It was that look of brotherly exasperation seen at a million family dinner tables. All along the subcommittee dais, eyeballs rolled heavenward as the congressman from California talked.
The thing about congressional democracy is that every offbeat and dissonant voice may be laughed at, but it must be heard. So they listened to Rep. William E. Dannemeyer, a Republican evangelist of fiscal restraint.
He was badgering the witnesses, key government officials in biomedical research, as much as he was lecturing his congressional brethren for handing blank checks to the National Institutes of Health.
Madness" is how Dannemeyer described it. "We load up your wheelbarrow with more money than you can spend. What is the limit?"
Dr. Julius B. Richmond, assistant secretary for health at the Department of Health, Education and Welfare, explained that President Carter was proposing $3.6 billion for NIH in fiscal 1981. Dr. Donald S. Fredrickson, NIH director, nodded in agreement.
Dannemeyer still wasn't satisfied. In other words, he said, "What you spend is what you need."
It was not just the hot combativeness of Dannemeyer's rhetoric that made his colleagues squirm. It was his target.
You just don't talk to NIH like that in Congress; over the years, these health research institutes have developed a special protected status.
Most agencies have two masters in each house of Congress. They look to both an authorizing and an appropriations committee. One sets boundaries for their activities, the other provides -- or does not provide -- the necessary funds. There is often a kind of isometric tension between these authorizing and appropriating arms.
But for reasons not entirely clear to all, the 11 institutes that make up NIH have somehow grown up outside the authorizing process. Now Dannemeyer's unit -- the House Commerce subcommittee on health and environment, chaired by Henry A. Waxman (D-Calif.) -- is seeking in a deferential way to reassert its authorizing jurisdiction. And predictably, it is running into resistance.
NIH and the diease associations that lobby for more research money have become extremely comfortable with friendly treatment at the appropriations committees. New questions raised by unfamiliar faces on an authorizing committee are discomfiting.
Waxman himself acknowledged that he is "a little intimidated by NIH," and says "I'm not sure we can give it the oversight it requires."
"NIH has not had to live by the two-committee process," Waxman said. "There is some feeling here at the Interstate and Foreign Commerce Committee that we don't know what is going on at NIH."
That would change with legislation approved by Waxman's subcommittee last week. His Health Research Act of 1980 would establish authorizations and funding levels for each of the institutes. A similar bill is moving through the Senate health subcommittee, and final congressional approval of a composite bill is likely this year.
The intent, Waxman said, is to allow the authorizing committees "to look at the priorities on research dollars, to look at internal priorities, to provide more openness . . . to set out a coherent way for Congress to deal with NIH."
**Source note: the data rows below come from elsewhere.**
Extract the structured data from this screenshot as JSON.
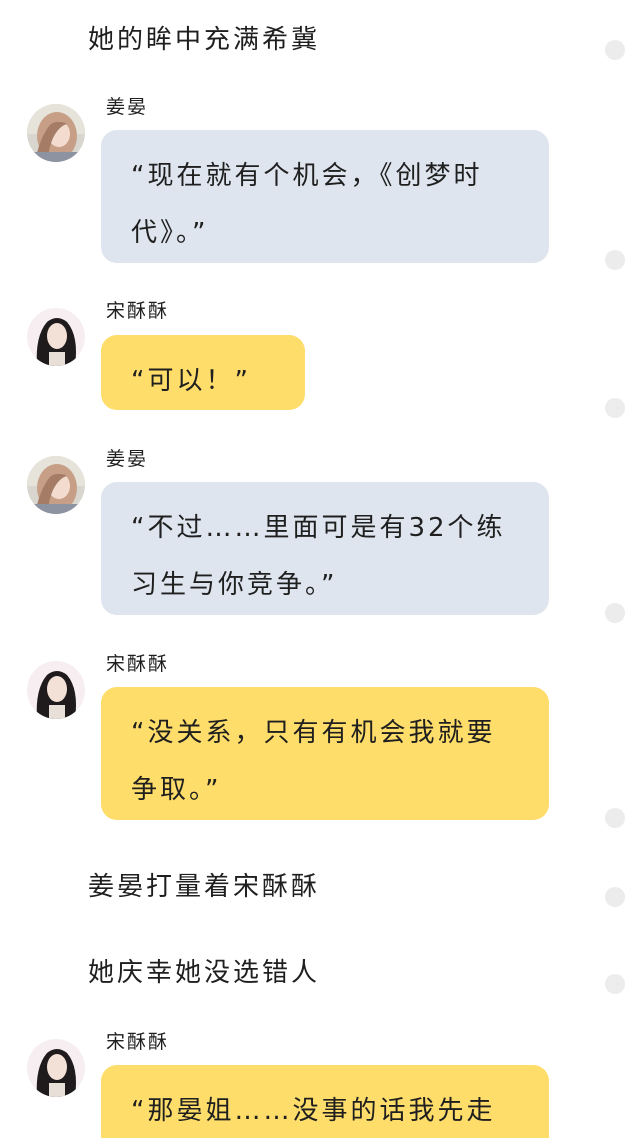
{
  "characters": {
    "jiang": {
      "name": "姜晏",
      "avatar_icon": "woman-light-hair-avatar"
    },
    "song": {
      "name": "宋酥酥",
      "avatar_icon": "woman-dark-hair-avatar"
    }
  },
  "messages": {
    "n1": "她的眸中充满希冀",
    "m1": {
      "speaker": "姜晏",
      "text": "“现在就有个机会，《创梦时代》。”"
    },
    "m2": {
      "speaker": "宋酥酥",
      "text": "“可以！”"
    },
    "m3": {
      "speaker": "姜晏",
      "text": "“不过……里面可是有32个练习生与你竞争。”"
    },
    "m4": {
      "speaker": "宋酥酥",
      "text": "“没关系，只有有机会我就要争取。”"
    },
    "n2": "姜晏打量着宋酥酥",
    "n3": "她庆幸她没选错人",
    "m5": {
      "speaker": "宋酥酥",
      "text": "“那晏姐……没事的话我先走"
    }
  },
  "colors": {
    "blue_bubble": "#dee5ee",
    "yellow_bubble": "#fedd6a",
    "side_dot": "#ececec"
  }
}
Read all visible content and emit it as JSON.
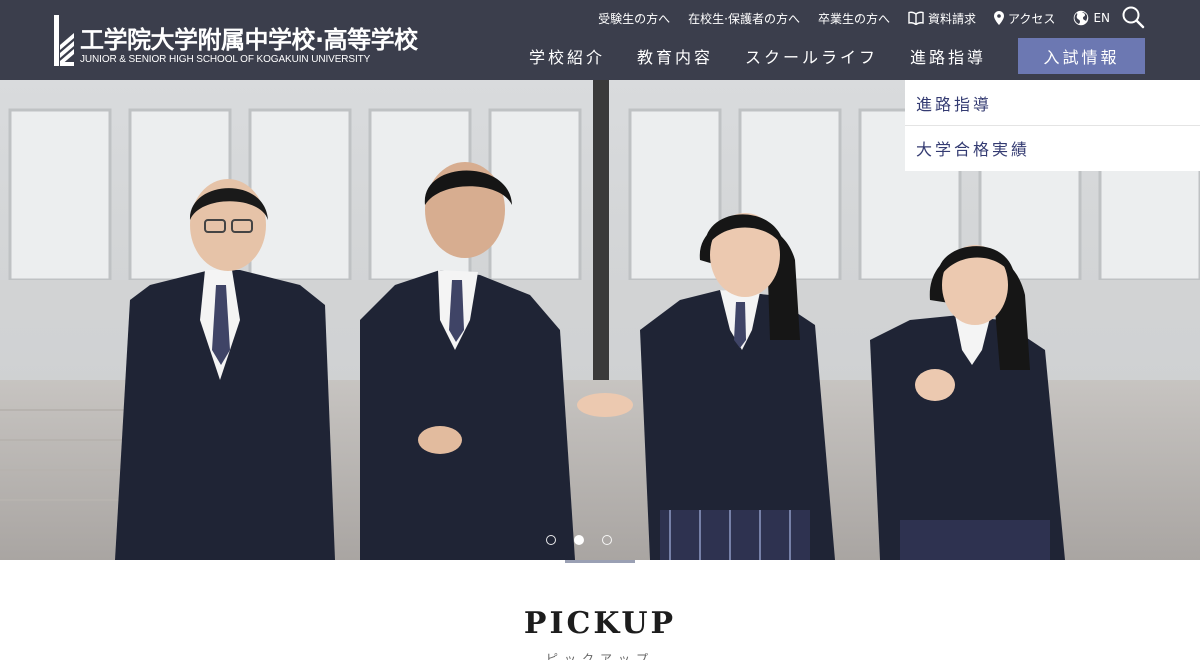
{
  "school": {
    "name_ja": "工学院大学附属中学校·高等学校",
    "name_en": "JUNIOR & SENIOR HIGH SCHOOL OF KOGAKUIN UNIVERSITY"
  },
  "utility_nav": [
    {
      "label": "受験生の方へ"
    },
    {
      "label": "在校生·保護者の方へ"
    },
    {
      "label": "卒業生の方へ"
    },
    {
      "label": "資料請求",
      "icon": "book-icon"
    },
    {
      "label": "アクセス",
      "icon": "map-pin-icon"
    },
    {
      "label": "EN",
      "icon": "globe-icon"
    }
  ],
  "search": {
    "icon": "search-icon"
  },
  "global_nav": {
    "items": [
      {
        "label": "学校紹介"
      },
      {
        "label": "教育内容"
      },
      {
        "label": "スクールライフ"
      },
      {
        "label": "進路指導"
      }
    ],
    "cta": {
      "label": "入試情報"
    }
  },
  "dropdown": {
    "items": [
      {
        "label": "進路指導"
      },
      {
        "label": "大学合格実績"
      }
    ]
  },
  "hero": {
    "slides_count": 3,
    "active_slide": 2
  },
  "pickup": {
    "title": "PICKUP",
    "subtitle": "ピックアップ"
  },
  "colors": {
    "header_bg": "#3b3e4c",
    "accent": "#6c78b2",
    "dropdown_text": "#343b72"
  }
}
Interestingly, and not at all surprisingly, the Waxman bill has provoked heavy opposition in the Carter administration, at NIH and in the powerful biomedical research network that spans the country.
Among those opposing the Waxman bill before it was modified somewhat during subcommittee markups was HEW Secretary Patricia Roberts Harris.
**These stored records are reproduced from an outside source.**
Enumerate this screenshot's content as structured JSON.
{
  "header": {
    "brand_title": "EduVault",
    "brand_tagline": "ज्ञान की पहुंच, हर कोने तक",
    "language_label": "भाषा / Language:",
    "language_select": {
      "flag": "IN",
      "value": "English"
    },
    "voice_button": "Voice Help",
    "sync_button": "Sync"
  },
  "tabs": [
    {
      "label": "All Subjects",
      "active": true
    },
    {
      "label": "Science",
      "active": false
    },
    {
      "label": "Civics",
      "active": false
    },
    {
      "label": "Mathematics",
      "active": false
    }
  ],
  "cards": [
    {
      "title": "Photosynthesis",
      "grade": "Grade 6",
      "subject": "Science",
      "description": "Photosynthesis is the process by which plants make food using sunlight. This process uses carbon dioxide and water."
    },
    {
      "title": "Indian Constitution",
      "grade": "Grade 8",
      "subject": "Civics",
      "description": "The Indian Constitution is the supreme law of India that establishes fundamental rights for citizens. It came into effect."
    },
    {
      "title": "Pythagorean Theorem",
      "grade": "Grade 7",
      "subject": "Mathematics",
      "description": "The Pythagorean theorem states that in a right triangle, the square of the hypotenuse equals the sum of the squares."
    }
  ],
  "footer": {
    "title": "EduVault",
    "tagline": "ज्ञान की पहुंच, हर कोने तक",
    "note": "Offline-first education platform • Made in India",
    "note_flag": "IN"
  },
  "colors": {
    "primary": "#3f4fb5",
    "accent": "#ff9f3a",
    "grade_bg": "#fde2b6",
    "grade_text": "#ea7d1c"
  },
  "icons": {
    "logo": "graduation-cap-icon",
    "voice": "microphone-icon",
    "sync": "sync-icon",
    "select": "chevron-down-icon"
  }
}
In an interview last month, Harris said she had seen no resistance at NIH to the idea of more oversight by Congress. "Everybody in government feels they ought to be left alone," she said, "but I am always optimistic that they will understand ultimately they'll be better off not being left alone."
This month, however, in a letter to the committee, Harris provided eight single-spaced pages of resistance to the Waxman proposals. Her position, put briefly, was that the bill would be too intrusive.
"The administration resisted us," Waxman said. "And the refusal of Dr. Richmond and Dr. Fredrickson to comment on the bill at our hearings meant the administration had clamped down on NIH people so they would have a common front. I was not particularly pleased by that."
Among the critics of Waxman and his subcommittee is the Association of American Medical Colleges, speaking for 126 schools and over 400 major teaching hospitals -- important beneficiaries of the research and training grant money NIH doles out.
A Waxman proposal that NIH contracts, which are an occasional source of scandal and mismanagement, undergo the same quality review as research grants drew a bitter blast.
Speaking for AAMC, Dr. Robert W. Berliner, dean of medicine at Yale University, said such review would be "appallingly disruptive" and "a major and completely unwarranted intrusion on the authorities and responsibilities of full-time federal officials."
The American Academy of Dermatology took it even further, but caught the essence of the sacred-cow status that NIH and biomedical research have attained on Capitol Hill.
The academy said the proposal to review and reauthorize each institute and its spending would attract a new group of busy legislators "whose understanding of the needs cannot possibly be sophisticated as those legislators who have dealth with the appropriations process for many years."
That is not the way to win political hearts and minds.
Henry Waxman and his subcommittee, by no means enemies or even very vigorous critics of NIH and research, are a little stunned by it all. "We really are only asserting our support and our role in the process without opposing what they are doing," Waxman said. "I just think biomedical research should not be a life unto itself."